> _WORK INSTRUCTION_
From the records, pick out and copy each line containing "attr".

Extracted data entries:

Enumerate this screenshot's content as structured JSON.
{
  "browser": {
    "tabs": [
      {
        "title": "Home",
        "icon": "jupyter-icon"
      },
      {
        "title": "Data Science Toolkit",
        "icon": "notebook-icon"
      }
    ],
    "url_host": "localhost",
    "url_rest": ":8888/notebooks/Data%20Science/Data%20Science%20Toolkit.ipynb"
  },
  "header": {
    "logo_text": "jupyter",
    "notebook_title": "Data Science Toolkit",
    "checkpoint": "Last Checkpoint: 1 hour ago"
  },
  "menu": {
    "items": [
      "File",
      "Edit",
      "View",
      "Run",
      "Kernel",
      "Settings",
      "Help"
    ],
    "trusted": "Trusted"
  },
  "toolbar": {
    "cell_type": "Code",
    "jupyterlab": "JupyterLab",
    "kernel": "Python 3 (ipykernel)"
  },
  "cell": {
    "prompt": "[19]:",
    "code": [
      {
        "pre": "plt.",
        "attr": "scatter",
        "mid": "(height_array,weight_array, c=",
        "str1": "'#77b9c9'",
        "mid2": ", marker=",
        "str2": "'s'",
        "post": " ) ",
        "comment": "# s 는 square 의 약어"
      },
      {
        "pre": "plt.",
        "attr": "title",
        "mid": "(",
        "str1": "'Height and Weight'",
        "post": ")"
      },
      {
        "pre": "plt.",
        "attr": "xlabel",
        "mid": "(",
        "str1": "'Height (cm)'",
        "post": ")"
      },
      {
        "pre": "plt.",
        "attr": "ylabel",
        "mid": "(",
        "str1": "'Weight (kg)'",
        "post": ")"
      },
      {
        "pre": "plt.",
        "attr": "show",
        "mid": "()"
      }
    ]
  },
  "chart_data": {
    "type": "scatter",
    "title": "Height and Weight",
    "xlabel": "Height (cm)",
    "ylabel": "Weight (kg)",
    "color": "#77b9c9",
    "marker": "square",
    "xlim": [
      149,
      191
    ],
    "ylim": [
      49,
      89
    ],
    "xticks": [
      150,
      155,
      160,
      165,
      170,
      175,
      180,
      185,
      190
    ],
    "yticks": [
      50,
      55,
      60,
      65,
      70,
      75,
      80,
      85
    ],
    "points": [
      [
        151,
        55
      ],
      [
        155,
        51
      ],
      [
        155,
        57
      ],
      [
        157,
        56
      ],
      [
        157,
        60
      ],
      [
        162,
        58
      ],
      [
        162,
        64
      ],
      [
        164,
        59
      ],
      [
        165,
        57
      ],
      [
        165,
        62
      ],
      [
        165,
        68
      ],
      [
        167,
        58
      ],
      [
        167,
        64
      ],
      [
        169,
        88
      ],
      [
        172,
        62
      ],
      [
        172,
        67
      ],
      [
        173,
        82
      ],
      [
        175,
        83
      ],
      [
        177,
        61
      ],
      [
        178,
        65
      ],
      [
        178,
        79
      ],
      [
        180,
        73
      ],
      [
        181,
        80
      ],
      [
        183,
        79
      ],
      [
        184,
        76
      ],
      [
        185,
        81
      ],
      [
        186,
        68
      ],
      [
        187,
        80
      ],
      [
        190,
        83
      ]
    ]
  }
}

> _WRITTEN ANSWER_
        "attr": "scatter",
        "attr": "title",
        "attr": "xlabel",
        "attr": "ylabel",
        "attr": "show",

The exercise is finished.